If you’re looking to achieve your health and fitness goals, consuming the right nutrients is just as critical as the amount of exercise you complete, and protein is vital to seeing the results in your body composition.
There are also some misconceptions around the role of protein in the body. We often think that it will only help us get bigger, and to a certain extent, that’s true. But more importantly, protein is the conduit to muscle repair and re-growth after exercise, which over time is what helps result in muscle gain.
Should we exercise and not have enough protein to support our muscles, it could result in wastage and shrinkage of muscle tissue – which means they won’t repair and we won’t be able to achieve that ‘toned’ look we’ve all been seeking.
Throughout this article, we’ll take a look at how protein functions throughout our body, how much we need to consume and where we can best find protein within our diet.
Why do we need protein and how does it affect our body?
As outlined by the Better Health Channel, “protein is made up of amino acids that work to build and repair muscles and bones and to make hormones and enzymes.” In other words, protein is vital to ensure our muscles recover well after exercise and can also be used as an energy source if our body does not have enough carbohydrates to burn.

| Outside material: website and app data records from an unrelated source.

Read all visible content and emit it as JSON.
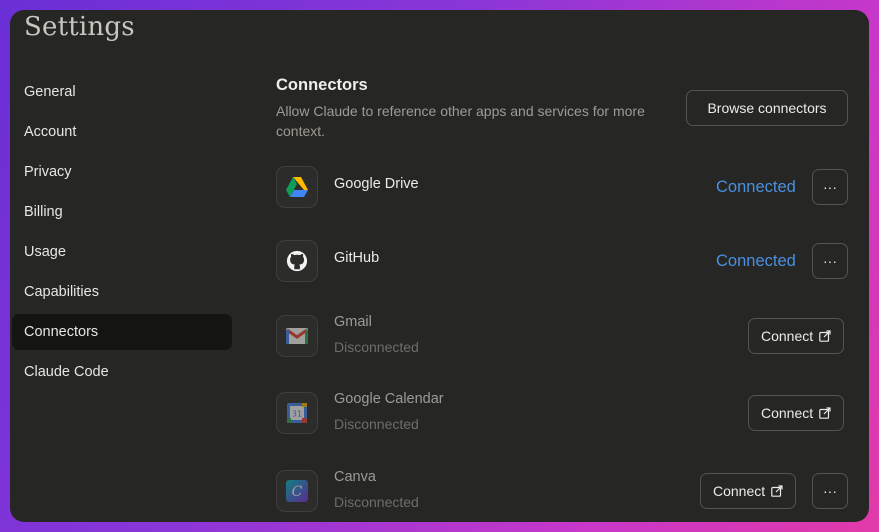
{
  "window": {
    "title": "Settings"
  },
  "nav": {
    "items": [
      {
        "label": "General"
      },
      {
        "label": "Account"
      },
      {
        "label": "Privacy"
      },
      {
        "label": "Billing"
      },
      {
        "label": "Usage"
      },
      {
        "label": "Capabilities"
      },
      {
        "label": "Connectors",
        "active": true
      },
      {
        "label": "Claude Code"
      }
    ]
  },
  "connectors": {
    "title": "Connectors",
    "description": "Allow Claude to reference other apps and services for more context.",
    "browse_label": "Browse connectors",
    "items": [
      {
        "name": "Google Drive",
        "icon": "google-drive-icon",
        "status": "Connected"
      },
      {
        "name": "GitHub",
        "icon": "github-icon",
        "status": "Connected"
      },
      {
        "name": "Gmail",
        "icon": "gmail-icon",
        "status": "Disconnected",
        "action": "Connect"
      },
      {
        "name": "Google Calendar",
        "icon": "google-calendar-icon",
        "status": "Disconnected",
        "action": "Connect"
      },
      {
        "name": "Canva",
        "icon": "canva-icon",
        "status": "Disconnected",
        "action": "Connect"
      }
    ],
    "more_label": "···",
    "calendar_day": "31",
    "canva_letter": "C"
  },
  "colors": {
    "accent": "#4a90e2",
    "panel": "#262624",
    "active_nav": "#141413"
  }
}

Of the 20 amino acids found in protein, 11 are made naturally in the body and the other 9 need to come through consumption of foods that contain high levels of protein, which we’ll highlight later.
According to Everyday Health, the role of these amino acids include:
- Transporting molecules throughout the body
- Helping repair cells and make new ones
- Protecting the body from viruses and bacteria
- Promoting proper growth and development in children, teenagers and pregnant women
The second dot point underlined above is the one that is most important to the role protein plays in health and fitness, as when you work out through strength and cardio exercises, your muscle fibres are literally breaking down. Although only micro-tears, it’s at this point that protein needs to step to repair the damage done during exercise by ensuring the re-growth of these muscle fibres.
By replicating this process over time and as the muscles continue to re-grow (known as muscle hypertrophy), it will result in both visual and physical improvements as they increase in size and mass. Of course, there are other elements that contribute to this process and will help determine the success of muscle repair and re-growth.
These include (but are not limited to):
- The consumption of other vitamins and nutrients, such as carbohydrates and fats
- An adequate amount of rest and sleep in between sessions
- Physiotherapy or massage to aid in the recovery and prevention of injury
How much protein should we be including in our diet?
The levels of protein differ based on a number of physiological factors, including weight, age and gender. According to the Nutrient Reference Values for Australia and New Zealand, the average adult needs about 0.8 grams of protein per kilogram of body weight. As an example, a person that weighs 75kg would require at least 60 grams of protein on a daily basis.
Another misconception is that the more protein you have the more your muscles will grow. Whilst we may want to consume protein in higher consumption directly before, during or after exercise to assist in the repair and re-growth of our muscles, it doesn’t mean we need more overall throughout the remainder of the day, particularly at the expense of other critical nutrients such as carbohydrates and fats.
As the Academy of Nutrition and Dietetics’ eatright program suggests:
“Athletes who consume adequate carbohydrates and fat end up using less protein for energy than those who consume a higher amount of protein. This means that protein can go toward building and maintaining lean body mass.”
Therefore, it’s very important to identify and consume the level that is recommended for our unique individual needs, as there can be health effects by consuming too-little or too much protein.
What’s most important to note is that we don’t actually need any more than what’s recommended for us, as the body won’t actually store any extra protein we consume, it will just find ways to discard it.
What are good sources of protein?
There are lots of ways to incorporate protein into our diets, not just through animal products, but also through a range of vegetables as well. This is why vegans and vegetarians can also find it easy to consume the recommended amount of protein.
You’ll find these following foods contain high levels of protein:
- Meat, chicken and fish
- Nuts, seeds and grains
- Legumes, such as beans, peas and lentils
- Dairy products such as milk, yoghurt and cheese
- Soy products
The breakdown of energy consumption on a daily basis, according to Dieticians Australia, should be:
- 15-25% from protein
- 45-65% from carbohydrate
- 20-35% from fat (with no more than 10% of this coming from saturated fat)
Should I take protein supplements as well?
If you feel like you’re not getting enough protein in your diet, that’s when you should look at consuming it through supplements such as powders and bars. However, according to a recent National Nutrition Survey, 99% of Australians get enough protein through the food they eat. So the reality is, you probably don’t need to take any supplements at all.
The other things to consider about protein supplements is that they often also contain preservatives and sweeteners, which makes them far less healthy than natural protein sources.
We should all take the opportunity to review how much protein we’re consuming on a daily basis. As it’s such a critical nutrient for not just for the repair and re-growth of our muscles, but also for normal bodily functions, it’s important to know whether we meet the nutritional requirements our bodies need.